Back at the house, I was welcomed with a ‘show’ by Kristiina’s two blonde daughters, Elina, six, and Venla, four, who leapt around the sitting room, twirling and dancing. Later that evening, I had the first of my ‘Finnish lessons’ with Elina. Yes, she was six, and no, she couldn’t quite read yet, but she had a picture book of everyday objects with the Finnish name written under each one, and she traced the letters with her finger as she ‘read’ each word. ‘Sateenvarjo,’ (umbrella) she said, and then looked at me expectantly. ‘Sateenvarjo,’ I dutifully repeated.

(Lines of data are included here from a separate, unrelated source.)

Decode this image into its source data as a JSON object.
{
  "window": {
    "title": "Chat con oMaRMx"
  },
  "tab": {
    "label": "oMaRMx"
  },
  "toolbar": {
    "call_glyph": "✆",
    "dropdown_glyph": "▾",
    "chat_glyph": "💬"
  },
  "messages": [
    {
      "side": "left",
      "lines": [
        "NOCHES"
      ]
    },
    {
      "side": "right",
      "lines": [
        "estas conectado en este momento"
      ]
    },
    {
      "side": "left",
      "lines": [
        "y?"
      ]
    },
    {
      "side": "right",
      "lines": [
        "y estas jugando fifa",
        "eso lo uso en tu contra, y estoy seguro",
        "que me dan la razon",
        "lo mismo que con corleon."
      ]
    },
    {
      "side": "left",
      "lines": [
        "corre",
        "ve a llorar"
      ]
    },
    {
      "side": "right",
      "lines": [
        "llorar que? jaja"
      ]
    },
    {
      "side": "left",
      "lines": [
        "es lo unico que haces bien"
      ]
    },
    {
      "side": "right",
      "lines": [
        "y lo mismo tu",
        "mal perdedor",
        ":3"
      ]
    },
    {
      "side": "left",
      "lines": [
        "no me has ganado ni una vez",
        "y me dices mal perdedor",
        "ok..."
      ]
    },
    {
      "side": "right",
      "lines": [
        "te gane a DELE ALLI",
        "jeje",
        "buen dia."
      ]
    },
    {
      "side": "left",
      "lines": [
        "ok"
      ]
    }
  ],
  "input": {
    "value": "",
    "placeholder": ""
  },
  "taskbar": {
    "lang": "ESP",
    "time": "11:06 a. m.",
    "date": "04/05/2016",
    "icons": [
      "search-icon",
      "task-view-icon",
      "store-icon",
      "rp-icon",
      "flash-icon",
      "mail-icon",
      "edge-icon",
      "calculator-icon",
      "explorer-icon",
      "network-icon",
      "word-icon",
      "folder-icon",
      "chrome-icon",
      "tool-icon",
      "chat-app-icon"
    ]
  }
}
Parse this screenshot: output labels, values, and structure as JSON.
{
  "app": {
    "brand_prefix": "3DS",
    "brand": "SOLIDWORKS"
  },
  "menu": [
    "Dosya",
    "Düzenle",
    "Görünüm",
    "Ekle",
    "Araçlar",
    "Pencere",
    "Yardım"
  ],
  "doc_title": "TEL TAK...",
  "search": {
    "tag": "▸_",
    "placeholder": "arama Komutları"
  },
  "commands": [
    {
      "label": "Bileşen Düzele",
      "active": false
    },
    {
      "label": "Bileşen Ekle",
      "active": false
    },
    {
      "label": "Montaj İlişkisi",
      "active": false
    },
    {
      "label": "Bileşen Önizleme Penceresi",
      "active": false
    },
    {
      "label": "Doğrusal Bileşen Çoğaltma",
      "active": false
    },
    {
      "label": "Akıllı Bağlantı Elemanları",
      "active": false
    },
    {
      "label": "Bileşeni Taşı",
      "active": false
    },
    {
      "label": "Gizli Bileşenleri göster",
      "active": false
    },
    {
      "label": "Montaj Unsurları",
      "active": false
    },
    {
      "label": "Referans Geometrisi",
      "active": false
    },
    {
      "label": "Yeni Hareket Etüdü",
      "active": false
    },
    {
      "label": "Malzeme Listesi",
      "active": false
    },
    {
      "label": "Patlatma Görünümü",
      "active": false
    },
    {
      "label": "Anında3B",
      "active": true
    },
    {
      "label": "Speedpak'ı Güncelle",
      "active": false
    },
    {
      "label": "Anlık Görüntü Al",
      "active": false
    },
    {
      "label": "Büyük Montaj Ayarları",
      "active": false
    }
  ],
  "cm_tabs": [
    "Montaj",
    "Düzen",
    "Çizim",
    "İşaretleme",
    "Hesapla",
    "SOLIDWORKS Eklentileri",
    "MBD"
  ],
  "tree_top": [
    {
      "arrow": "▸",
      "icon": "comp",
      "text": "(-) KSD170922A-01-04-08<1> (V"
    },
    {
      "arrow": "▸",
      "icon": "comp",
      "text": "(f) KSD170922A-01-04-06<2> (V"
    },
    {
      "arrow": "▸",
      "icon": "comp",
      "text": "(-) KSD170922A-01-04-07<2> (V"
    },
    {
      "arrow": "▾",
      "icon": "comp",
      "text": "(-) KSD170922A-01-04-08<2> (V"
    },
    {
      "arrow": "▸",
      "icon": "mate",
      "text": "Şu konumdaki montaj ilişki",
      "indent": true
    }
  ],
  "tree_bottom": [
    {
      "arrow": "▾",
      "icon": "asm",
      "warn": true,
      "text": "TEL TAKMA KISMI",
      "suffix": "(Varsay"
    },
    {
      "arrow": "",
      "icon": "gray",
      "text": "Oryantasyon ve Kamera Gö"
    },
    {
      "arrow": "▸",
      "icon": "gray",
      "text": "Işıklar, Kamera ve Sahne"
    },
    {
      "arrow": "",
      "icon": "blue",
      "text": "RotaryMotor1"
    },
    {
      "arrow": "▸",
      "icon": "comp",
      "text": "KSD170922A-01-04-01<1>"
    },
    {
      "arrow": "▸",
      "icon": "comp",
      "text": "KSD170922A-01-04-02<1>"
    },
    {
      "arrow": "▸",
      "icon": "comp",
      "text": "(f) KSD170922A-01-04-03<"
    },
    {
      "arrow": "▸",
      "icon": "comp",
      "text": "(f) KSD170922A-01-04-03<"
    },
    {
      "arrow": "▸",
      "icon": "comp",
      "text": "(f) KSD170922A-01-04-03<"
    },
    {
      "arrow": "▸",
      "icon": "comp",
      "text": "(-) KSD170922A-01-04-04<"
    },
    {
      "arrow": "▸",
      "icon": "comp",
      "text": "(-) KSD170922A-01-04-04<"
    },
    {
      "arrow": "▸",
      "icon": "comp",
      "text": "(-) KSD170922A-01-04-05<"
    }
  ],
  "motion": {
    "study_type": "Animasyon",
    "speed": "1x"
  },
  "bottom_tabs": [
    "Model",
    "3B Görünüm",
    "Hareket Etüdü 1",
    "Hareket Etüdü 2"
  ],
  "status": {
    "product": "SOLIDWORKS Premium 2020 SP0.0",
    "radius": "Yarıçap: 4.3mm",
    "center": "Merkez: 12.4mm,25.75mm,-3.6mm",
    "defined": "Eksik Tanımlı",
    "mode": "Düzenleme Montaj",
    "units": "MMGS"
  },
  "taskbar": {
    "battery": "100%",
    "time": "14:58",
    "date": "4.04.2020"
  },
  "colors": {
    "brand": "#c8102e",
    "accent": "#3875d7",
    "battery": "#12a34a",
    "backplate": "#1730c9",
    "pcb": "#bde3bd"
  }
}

Elina hadn’t been taught to read yet, because she hadn’t yet started school. In Finland, children don’t start school until the August of the year they turn seven (so the starting age ranges from six-and-a-half to seven-and-a-half). Before then, nearly all children attend a year of kindergarten, which is where Elina spent her day, and many also attend state-subsidised preschool in the years leading up to that. The next morning we dropped off Venla, Elina’s little sister, at one of these preschools, and I went in with Kristiina as she needed to have a chat with one of the teachers. The courtyard we walked through was full of sandy children in bobble hats, bright coats and wellies, running around, pouring water through little plastic windmills and digging holes in the sandpit with great concentration. On the door there was a sign asking a question, surrounded by lots of words that made no sense to me (despite my Finnish lessons with Elina), and I asked Kristiina what it meant when we passed it again.
‘It means, “You only played today?” and it gives all the reasons why play is helpful for children. Children don’t do formal learning at desks in preschool or kindergarten, they learn through playing.’
‘How can that be?’ I thought to myself. ‘How can 15-yearolds from Finland be coming near the top in international tests of reading, maths and science when all they did was play until they were seven? Surely they ought to be a couple of years behind teenagers in England (who start school at five), not ahead… ’
- 25th November 2016 Orange book: upcoming
This is the first time I’ve addressed a letter to ‘the people who have access to my shed’.
You are made up of the people I love, live with and work with, alongside strangers who thought the book’s premise sounded interesting. All of you took a chance and paid money for a book that did not yet exist, and for that I am very grateful.
I’ve been a bit quiet, I know. But there has been a lot of work…21st June 2015 Thank you
To the wonderful people who have got the ball rolling,
A huge thank you for supporting my book! It is only day 3, and already 34 people have put their faith and money into Cleverlands.
I launched the project on Friday at the Sunday Times Education Festival where I was speaking about education in Finland, Japan and Singapore. As I was speaking for just half an hour, I had only 10 minutes to paint…
These people are helping to fund Cleverlands.
John Carlo Fernando